Beto Lugo-Martinez, co-executive director for ClearAirNow, talked about the importance of seeing CBPR as more than a method for data collection. He gave an example from his past work in California, in which he helped build one the largest community air monitoring networks in the country. The network found it difficult to measure health outcomes due to the timeline of the project and lack of community capacity, so the effort switched its focus to policy change outcomes.
This change grounded the air monitoring project in a tangible goal and provided the groundwork for a replicable model. Motivated by the work of the network, all California Air Districts now work with community members to monitor and regulate air quality. Lugo-Martinez also spoke of SciCAN, a new web platform he has spearheaded to help connect grassroots organizers, technical experts, and community members.
“I’ve heard from many academics– ‘our community groups, I don’t know why they keep me around. I fail, I do this, I do that…’ I tell them that is a good thing. Because you’re building trust, and trust-building takes a long time.”
Kim Wasserman, executive director of the Little Village Environmental Justice Organization (LVEJO), spoke of the organization’s several efforts to push the city of Chicago to act on local inequities. Over a period of 20 years, LVEJO fought to clean up the largest superfund site in the state and turn it into a park. More recently, the organization mobilized high school students to conduct truck counts along an industrial corridor, something that the city of Chicago had never done for the Little Village neighborhood.
The drastic results of this community-collected data led to a partnership with the Natural Resources Defense Council to create a cumulative impact map of the neighborhood. This data has informed advocacy and advanced efforts to instruct the city of Chicago on how and where to continue environmental monitoring.
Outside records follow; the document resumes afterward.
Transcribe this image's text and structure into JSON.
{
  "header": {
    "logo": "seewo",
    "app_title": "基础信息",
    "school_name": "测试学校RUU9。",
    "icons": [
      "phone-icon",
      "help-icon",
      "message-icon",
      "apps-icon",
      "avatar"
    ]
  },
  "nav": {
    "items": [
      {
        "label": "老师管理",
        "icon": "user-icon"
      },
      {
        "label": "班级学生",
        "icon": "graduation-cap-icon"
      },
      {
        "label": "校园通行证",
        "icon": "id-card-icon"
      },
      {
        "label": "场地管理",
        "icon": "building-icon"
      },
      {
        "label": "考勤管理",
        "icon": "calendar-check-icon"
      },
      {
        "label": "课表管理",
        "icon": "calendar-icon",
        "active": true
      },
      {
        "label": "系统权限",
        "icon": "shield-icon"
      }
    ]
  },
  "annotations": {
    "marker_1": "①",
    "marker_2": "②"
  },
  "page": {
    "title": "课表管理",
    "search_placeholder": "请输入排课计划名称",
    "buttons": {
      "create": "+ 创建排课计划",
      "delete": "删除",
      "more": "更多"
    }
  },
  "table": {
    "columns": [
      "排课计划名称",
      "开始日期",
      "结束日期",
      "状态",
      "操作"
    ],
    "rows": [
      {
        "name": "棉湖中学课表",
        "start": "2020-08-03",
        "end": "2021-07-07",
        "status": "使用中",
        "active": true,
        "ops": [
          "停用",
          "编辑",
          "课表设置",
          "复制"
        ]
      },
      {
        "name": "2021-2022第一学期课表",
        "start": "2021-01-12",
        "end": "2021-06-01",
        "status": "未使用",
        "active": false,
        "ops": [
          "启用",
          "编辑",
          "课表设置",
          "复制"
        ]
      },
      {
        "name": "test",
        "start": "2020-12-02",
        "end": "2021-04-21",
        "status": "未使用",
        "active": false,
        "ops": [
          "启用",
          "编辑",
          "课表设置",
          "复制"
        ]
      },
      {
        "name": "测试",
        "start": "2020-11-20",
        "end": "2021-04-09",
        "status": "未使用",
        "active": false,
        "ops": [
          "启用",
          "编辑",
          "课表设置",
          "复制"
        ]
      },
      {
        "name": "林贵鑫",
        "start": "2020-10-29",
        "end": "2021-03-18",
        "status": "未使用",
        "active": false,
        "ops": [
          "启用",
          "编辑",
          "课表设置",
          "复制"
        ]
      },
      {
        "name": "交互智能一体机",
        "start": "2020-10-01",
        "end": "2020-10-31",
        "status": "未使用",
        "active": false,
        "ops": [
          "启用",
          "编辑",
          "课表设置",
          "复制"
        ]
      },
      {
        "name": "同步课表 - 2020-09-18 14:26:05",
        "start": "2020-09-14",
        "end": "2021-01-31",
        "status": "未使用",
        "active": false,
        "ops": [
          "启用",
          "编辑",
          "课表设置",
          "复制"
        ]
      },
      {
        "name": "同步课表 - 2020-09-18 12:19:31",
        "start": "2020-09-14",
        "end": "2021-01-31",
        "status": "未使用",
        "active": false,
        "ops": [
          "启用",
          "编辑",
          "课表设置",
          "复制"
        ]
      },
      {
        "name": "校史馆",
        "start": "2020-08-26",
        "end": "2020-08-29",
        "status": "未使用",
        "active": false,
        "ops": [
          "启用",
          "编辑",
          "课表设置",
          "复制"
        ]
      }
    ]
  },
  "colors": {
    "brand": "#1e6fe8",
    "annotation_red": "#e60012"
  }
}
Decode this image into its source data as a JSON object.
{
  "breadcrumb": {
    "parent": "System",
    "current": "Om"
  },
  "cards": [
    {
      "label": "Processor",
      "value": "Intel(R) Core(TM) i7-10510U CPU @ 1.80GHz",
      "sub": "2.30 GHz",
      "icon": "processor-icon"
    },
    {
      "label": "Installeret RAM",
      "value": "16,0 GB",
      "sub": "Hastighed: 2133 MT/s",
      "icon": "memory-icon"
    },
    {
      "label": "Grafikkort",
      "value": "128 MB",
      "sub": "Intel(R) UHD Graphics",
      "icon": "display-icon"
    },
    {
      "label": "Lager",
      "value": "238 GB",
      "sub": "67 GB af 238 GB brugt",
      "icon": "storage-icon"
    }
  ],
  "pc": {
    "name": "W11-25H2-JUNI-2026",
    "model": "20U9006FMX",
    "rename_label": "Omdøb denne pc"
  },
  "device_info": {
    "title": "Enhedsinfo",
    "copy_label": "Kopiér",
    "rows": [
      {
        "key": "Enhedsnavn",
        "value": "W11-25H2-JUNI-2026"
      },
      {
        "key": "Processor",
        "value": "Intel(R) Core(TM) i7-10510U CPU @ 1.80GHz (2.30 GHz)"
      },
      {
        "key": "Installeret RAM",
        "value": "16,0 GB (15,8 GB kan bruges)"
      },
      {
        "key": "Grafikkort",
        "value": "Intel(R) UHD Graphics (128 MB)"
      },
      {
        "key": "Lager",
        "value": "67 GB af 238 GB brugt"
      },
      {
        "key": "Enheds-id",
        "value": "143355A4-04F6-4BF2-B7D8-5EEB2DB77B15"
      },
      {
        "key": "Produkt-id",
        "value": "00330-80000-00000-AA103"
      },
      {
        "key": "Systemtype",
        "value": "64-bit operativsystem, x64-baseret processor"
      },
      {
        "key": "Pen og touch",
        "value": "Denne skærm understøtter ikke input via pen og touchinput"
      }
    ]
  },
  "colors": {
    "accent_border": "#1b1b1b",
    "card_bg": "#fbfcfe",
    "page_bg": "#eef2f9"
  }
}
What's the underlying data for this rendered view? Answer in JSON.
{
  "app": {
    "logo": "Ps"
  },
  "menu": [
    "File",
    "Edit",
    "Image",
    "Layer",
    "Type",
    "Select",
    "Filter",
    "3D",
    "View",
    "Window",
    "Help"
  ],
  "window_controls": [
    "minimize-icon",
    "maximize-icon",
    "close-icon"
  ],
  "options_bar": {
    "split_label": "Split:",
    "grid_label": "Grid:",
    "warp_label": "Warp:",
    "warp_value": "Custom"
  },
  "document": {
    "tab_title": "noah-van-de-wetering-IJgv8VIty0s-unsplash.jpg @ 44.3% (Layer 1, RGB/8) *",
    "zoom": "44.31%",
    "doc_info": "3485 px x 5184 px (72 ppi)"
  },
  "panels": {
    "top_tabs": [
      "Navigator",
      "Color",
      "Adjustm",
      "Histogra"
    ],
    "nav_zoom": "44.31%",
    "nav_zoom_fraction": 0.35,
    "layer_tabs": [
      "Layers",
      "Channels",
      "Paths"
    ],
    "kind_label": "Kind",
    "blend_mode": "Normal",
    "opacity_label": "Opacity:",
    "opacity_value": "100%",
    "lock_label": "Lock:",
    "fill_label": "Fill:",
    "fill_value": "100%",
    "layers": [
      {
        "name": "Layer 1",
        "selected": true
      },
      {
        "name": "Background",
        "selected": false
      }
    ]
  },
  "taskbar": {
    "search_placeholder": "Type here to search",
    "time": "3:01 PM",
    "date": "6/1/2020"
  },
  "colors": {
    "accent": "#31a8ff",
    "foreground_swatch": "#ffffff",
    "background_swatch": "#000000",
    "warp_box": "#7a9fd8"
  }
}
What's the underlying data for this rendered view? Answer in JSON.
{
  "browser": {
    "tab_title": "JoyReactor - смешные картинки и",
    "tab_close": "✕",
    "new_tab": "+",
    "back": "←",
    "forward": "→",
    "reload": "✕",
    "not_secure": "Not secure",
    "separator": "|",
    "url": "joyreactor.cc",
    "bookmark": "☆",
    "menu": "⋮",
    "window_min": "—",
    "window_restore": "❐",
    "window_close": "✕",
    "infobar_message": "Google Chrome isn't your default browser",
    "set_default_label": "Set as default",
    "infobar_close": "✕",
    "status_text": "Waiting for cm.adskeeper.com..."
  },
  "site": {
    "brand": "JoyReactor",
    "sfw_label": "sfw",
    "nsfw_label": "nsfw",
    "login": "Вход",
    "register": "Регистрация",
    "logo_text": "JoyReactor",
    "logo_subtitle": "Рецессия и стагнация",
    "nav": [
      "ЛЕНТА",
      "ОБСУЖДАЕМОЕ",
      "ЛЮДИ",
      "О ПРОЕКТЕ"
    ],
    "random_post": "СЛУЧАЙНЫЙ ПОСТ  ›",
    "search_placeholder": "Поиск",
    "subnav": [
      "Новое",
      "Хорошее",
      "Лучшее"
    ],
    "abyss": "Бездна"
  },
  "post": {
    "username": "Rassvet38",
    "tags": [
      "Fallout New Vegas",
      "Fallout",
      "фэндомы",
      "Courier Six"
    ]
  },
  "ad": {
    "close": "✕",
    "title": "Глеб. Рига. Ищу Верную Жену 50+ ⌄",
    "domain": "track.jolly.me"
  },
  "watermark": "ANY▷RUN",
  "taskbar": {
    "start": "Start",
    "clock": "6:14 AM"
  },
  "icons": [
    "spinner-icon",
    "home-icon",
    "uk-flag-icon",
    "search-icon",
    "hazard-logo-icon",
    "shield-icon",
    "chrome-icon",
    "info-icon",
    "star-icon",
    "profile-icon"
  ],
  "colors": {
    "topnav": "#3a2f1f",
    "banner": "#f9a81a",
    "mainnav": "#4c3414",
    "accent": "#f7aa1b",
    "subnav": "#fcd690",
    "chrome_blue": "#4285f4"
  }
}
“When community doesn’t have control [within academic partnerships], we are replicating colonial mentality, we are replicating exploitation, and we are replicating extraction on our community. We resist that as an organization.”
Dr. Mildred McClain, executive director of the Harambee House/Citizens for Environmental Justice, stressed the importance of solidarity, equal partnership, and movement-building within community partnerships. She noted that CBPR, if implemented correctly, should change the behavior of all involved: academic institutions and government should learn to better serve marginalized communities, and in turn, marginalized communities should learn to fully recognize the power they can and must hold over what happens to their neighborhoods.
“CBPR undergirds the whole notion of how the environmental justice movement got started: we speak for ourselves.”
Other members of the MFN in attendance at the All-In Conference included: Yolanda Brown-Alston, Atenas Mena, Jose Acosta, Aisha Balogun, and Molly Greenberg.